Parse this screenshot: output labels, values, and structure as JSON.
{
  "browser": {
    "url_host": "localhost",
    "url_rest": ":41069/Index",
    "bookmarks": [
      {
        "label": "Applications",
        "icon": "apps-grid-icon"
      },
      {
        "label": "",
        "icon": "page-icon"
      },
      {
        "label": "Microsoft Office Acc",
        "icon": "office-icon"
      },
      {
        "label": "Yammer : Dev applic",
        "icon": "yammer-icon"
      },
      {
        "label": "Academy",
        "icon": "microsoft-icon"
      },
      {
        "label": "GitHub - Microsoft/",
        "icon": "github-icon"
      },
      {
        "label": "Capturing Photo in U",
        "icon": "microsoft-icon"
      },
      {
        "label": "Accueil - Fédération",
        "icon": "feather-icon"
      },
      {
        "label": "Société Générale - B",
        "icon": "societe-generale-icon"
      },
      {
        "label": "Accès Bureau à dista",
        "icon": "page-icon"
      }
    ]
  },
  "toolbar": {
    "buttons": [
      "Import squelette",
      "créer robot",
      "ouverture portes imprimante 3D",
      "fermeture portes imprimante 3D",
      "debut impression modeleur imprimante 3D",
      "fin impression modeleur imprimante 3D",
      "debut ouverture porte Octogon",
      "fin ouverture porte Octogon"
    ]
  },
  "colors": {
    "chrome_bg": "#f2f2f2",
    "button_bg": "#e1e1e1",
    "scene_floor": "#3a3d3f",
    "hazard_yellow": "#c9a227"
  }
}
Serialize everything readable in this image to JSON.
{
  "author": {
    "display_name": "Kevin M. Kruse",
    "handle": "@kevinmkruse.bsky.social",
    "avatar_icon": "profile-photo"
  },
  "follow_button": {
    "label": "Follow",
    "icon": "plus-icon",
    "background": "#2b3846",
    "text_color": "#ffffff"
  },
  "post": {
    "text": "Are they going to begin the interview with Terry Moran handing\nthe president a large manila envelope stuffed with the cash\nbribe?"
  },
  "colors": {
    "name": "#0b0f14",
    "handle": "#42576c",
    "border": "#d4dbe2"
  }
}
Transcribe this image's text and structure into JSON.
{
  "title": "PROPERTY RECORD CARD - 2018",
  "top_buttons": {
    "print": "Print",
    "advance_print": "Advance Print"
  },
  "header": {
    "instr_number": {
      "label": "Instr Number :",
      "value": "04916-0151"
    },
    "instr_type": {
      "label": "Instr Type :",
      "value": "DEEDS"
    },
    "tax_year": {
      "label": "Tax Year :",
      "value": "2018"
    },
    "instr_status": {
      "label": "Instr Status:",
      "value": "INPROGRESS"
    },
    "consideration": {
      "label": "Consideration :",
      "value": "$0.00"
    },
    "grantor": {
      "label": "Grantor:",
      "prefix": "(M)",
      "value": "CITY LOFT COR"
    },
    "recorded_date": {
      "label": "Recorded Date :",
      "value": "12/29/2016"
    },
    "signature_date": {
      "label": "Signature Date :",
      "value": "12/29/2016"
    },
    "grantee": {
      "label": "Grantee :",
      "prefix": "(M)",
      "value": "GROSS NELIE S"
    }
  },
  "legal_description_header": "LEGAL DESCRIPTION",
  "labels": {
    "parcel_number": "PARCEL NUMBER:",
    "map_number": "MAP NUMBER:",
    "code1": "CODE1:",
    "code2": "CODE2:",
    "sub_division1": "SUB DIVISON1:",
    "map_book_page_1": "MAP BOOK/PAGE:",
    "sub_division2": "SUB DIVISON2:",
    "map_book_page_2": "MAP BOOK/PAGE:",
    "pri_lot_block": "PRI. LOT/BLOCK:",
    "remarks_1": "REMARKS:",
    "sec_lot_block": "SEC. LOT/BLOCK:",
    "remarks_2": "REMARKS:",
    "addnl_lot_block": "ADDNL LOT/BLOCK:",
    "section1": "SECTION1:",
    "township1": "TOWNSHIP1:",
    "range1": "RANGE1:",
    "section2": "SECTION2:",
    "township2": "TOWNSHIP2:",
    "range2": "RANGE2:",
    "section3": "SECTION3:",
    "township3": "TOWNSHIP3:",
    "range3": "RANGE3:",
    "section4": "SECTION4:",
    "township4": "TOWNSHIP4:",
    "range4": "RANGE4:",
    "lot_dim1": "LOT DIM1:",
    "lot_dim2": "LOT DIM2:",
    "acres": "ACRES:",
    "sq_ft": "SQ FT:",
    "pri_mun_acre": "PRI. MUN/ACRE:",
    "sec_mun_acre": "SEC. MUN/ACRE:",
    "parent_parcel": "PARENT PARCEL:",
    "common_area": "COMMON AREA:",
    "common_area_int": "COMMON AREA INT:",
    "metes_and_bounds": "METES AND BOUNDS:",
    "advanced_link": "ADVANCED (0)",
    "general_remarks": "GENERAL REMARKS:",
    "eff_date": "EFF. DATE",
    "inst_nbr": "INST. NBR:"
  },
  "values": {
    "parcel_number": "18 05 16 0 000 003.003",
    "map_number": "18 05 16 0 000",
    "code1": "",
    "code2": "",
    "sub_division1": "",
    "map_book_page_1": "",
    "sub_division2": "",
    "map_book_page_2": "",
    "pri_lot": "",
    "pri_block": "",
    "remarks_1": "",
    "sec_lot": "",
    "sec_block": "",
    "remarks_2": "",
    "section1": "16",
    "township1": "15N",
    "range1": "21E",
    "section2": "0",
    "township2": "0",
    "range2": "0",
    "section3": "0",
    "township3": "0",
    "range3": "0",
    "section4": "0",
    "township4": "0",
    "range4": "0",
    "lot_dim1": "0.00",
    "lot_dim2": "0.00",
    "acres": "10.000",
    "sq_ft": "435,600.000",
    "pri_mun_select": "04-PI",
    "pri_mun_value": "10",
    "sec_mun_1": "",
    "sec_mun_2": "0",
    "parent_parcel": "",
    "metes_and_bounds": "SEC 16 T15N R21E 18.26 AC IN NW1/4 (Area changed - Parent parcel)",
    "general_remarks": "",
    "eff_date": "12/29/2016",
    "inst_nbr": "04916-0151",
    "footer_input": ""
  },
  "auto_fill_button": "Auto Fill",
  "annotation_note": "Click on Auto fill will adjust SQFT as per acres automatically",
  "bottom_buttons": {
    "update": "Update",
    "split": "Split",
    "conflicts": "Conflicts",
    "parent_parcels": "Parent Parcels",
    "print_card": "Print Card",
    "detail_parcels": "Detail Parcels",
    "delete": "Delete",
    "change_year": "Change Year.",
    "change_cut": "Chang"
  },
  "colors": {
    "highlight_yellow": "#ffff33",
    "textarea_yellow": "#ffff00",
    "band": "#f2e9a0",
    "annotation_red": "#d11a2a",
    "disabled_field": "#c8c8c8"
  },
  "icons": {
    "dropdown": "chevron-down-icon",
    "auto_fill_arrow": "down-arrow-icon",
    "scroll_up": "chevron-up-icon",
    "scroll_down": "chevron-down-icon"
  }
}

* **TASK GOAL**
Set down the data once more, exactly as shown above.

* **SOLUTION TO THIS EXERCISE**
Parse this screenshot: output labels, values, and structure as JSON.
{
  "browser": {
    "url_host": "localhost",
    "url_rest": ":41069/Index",
    "bookmarks": [
      {
        "label": "Applications",
        "icon": "apps-grid-icon"
      },
      {
        "label": "",
        "icon": "page-icon"
      },
      {
        "label": "Microsoft Office Acc",
        "icon": "office-icon"
      },
      {
        "label": "Yammer : Dev applic",
        "icon": "yammer-icon"
      },
      {
        "label": "Academy",
        "icon": "microsoft-icon"
      },
      {
        "label": "GitHub - Microsoft/",
        "icon": "github-icon"
      },
      {
        "label": "Capturing Photo in U",
        "icon": "microsoft-icon"
      },
      {
        "label": "Accueil - Fédération",
        "icon": "feather-icon"
      },
      {
        "label": "Société Générale - B",
        "icon": "societe-generale-icon"
      },
      {
        "label": "Accès Bureau à dista",
        "icon": "page-icon"
      }
    ]
  },
  "toolbar": {
    "buttons": [
      "Import squelette",
      "créer robot",
      "ouverture portes imprimante 3D",
      "fermeture portes imprimante 3D",
      "debut impression modeleur imprimante 3D",
      "fin impression modeleur imprimante 3D",
      "debut ouverture porte Octogon",
      "fin ouverture porte Octogon"
    ]
  },
  "colors": {
    "chrome_bg": "#f2f2f2",
    "button_bg": "#e1e1e1",
    "scene_floor": "#3a3d3f",
    "hazard_yellow": "#c9a227"
  }
}
Serialize everything readable in this image to JSON.
{
  "author": {
    "display_name": "Kevin M. Kruse",
    "handle": "@kevinmkruse.bsky.social",
    "avatar_icon": "profile-photo"
  },
  "follow_button": {
    "label": "Follow",
    "icon": "plus-icon",
    "background": "#2b3846",
    "text_color": "#ffffff"
  },
  "post": {
    "text": "Are they going to begin the interview with Terry Moran handing\nthe president a large manila envelope stuffed with the cash\nbribe?"
  },
  "colors": {
    "name": "#0b0f14",
    "handle": "#42576c",
    "border": "#d4dbe2"
  }
}
Transcribe this image's text and structure into JSON.
{
  "title": "PROPERTY RECORD CARD - 2018",
  "top_buttons": {
    "print": "Print",
    "advance_print": "Advance Print"
  },
  "header": {
    "instr_number": {
      "label": "Instr Number :",
      "value": "04916-0151"
    },
    "instr_type": {
      "label": "Instr Type :",
      "value": "DEEDS"
    },
    "tax_year": {
      "label": "Tax Year :",
      "value": "2018"
    },
    "instr_status": {
      "label": "Instr Status:",
      "value": "INPROGRESS"
    },
    "consideration": {
      "label": "Consideration :",
      "value": "$0.00"
    },
    "grantor": {
      "label": "Grantor:",
      "prefix": "(M)",
      "value": "CITY LOFT COR"
    },
    "recorded_date": {
      "label": "Recorded Date :",
      "value": "12/29/2016"
    },
    "signature_date": {
      "label": "Signature Date :",
      "value": "12/29/2016"
    },
    "grantee": {
      "label": "Grantee :",
      "prefix": "(M)",
      "value": "GROSS NELIE S"
    }
  },
  "legal_description_header": "LEGAL DESCRIPTION",
  "labels": {
    "parcel_number": "PARCEL NUMBER:",
    "map_number": "MAP NUMBER:",
    "code1": "CODE1:",
    "code2": "CODE2:",
    "sub_division1": "SUB DIVISON1:",
    "map_book_page_1": "MAP BOOK/PAGE:",
    "sub_division2": "SUB DIVISON2:",
    "map_book_page_2": "MAP BOOK/PAGE:",
    "pri_lot_block": "PRI. LOT/BLOCK:",
    "remarks_1": "REMARKS:",
    "sec_lot_block": "SEC. LOT/BLOCK:",
    "remarks_2": "REMARKS:",
    "addnl_lot_block": "ADDNL LOT/BLOCK:",
    "section1": "SECTION1:",
    "township1": "TOWNSHIP1:",
    "range1": "RANGE1:",
    "section2": "SECTION2:",
    "township2": "TOWNSHIP2:",
    "range2": "RANGE2:",
    "section3": "SECTION3:",
    "township3": "TOWNSHIP3:",
    "range3": "RANGE3:",
    "section4": "SECTION4:",
    "township4": "TOWNSHIP4:",
    "range4": "RANGE4:",
    "lot_dim1": "LOT DIM1:",
    "lot_dim2": "LOT DIM2:",
    "acres": "ACRES:",
    "sq_ft": "SQ FT:",
    "pri_mun_acre": "PRI. MUN/ACRE:",
    "sec_mun_acre": "SEC. MUN/ACRE:",
    "parent_parcel": "PARENT PARCEL:",
    "common_area": "COMMON AREA:",
    "common_area_int": "COMMON AREA INT:",
    "metes_and_bounds": "METES AND BOUNDS:",
    "advanced_link": "ADVANCED (0)",
    "general_remarks": "GENERAL REMARKS:",
    "eff_date": "EFF. DATE",
    "inst_nbr": "INST. NBR:"
  },
  "values": {
    "parcel_number": "18 05 16 0 000 003.003",
    "map_number": "18 05 16 0 000",
    "code1": "",
    "code2": "",
    "sub_division1": "",
    "map_book_page_1": "",
    "sub_division2": "",
    "map_book_page_2": "",
    "pri_lot": "",
    "pri_block": "",
    "remarks_1": "",
    "sec_lot": "",
    "sec_block": "",
    "remarks_2": "",
    "section1": "16",
    "township1": "15N",
    "range1": "21E",
    "section2": "0",
    "township2": "0",
    "range2": "0",
    "section3": "0",
    "township3": "0",
    "range3": "0",
    "section4": "0",
    "township4": "0",
    "range4": "0",
    "lot_dim1": "0.00",
    "lot_dim2": "0.00",
    "acres": "10.000",
    "sq_ft": "435,600.000",
    "pri_mun_select": "04-PI",
    "pri_mun_value": "10",
    "sec_mun_1": "",
    "sec_mun_2": "0",
    "parent_parcel": "",
    "metes_and_bounds": "SEC 16 T15N R21E 18.26 AC IN NW1/4 (Area changed - Parent parcel)",
    "general_remarks": "",
    "eff_date": "12/29/2016",
    "inst_nbr": "04916-0151",
    "footer_input": ""
  },
  "auto_fill_button": "Auto Fill",
  "annotation_note": "Click on Auto fill will adjust SQFT as per acres automatically",
  "bottom_buttons": {
    "update": "Update",
    "split": "Split",
    "conflicts": "Conflicts",
    "parent_parcels": "Parent Parcels",
    "print_card": "Print Card",
    "detail_parcels": "Detail Parcels",
    "delete": "Delete",
    "change_year": "Change Year.",
    "change_cut": "Chang"
  },
  "colors": {
    "highlight_yellow": "#ffff33",
    "textarea_yellow": "#ffff00",
    "band": "#f2e9a0",
    "annotation_red": "#d11a2a",
    "disabled_field": "#c8c8c8"
  },
  "icons": {
    "dropdown": "chevron-down-icon",
    "auto_fill_arrow": "down-arrow-icon",
    "scroll_up": "chevron-up-icon",
    "scroll_down": "chevron-down-icon"
  }
}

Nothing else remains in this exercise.